“The situation has become more complicated in light of the last week’s events,” Ross says.
Ross says there were already problems that threatened to disqualify McAllister, who hasn’t yet received any money. McAllister’s arrest, and the resulting charges, Ross says, have cemented his decision to revoke the award.
“And this is the kind of thing that as the appointing authority connected to this grant request that I have to evaluate, and this becomes a very high risk application, and it’s my responsibility to say ‘no.’ And that’s the decision that I’ve reached,” Ross says.
McAllister has worked as a dairy goat farmer, but Ross says the senator's grant application related to a business to increase vegetable production in Franklin County. Ross says the board notified McAllister that he’d been “pre-approved” for the award back in March. But he says McAllister has since failed to follow through on certain items the grant process required.

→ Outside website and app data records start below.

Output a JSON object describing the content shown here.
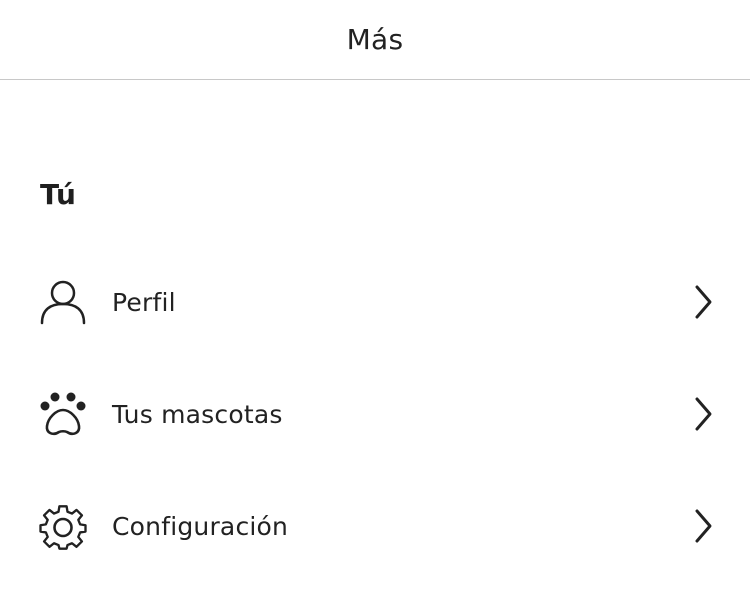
{
  "header": {
    "title": "Más"
  },
  "section": {
    "title": "Tú"
  },
  "menu": {
    "items": [
      {
        "label": "Perfil",
        "icon": "user-icon"
      },
      {
        "label": "Tus mascotas",
        "icon": "paw-icon"
      },
      {
        "label": "Configuración",
        "icon": "gear-icon"
      }
    ]
  },
  "colors": {
    "text": "#222222",
    "divider": "#c8c8c8",
    "background": "#ffffff"
  }
}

“The application is deficient in terms of a W-9, a certificate of insurance, there’s been a request to enroll a business advisory consultant, and he’s supposed to re-submit his goals and performance measures for the application, none of which we’ve received,” Ross says.
Ross says McAllister’s failure to produce those elements in a timely fashion had already raised red flags.
“The events of the last week amplify that risk … and make what is already a high-risk application even riskier,” Ross says.
McAllister was arraigned last week on charges that include alleged sexual assaults that occurred in a rented Montpelier home McAllister shares with two other lawmakers during the legislative session.
McAllister is free on $20,000 bail.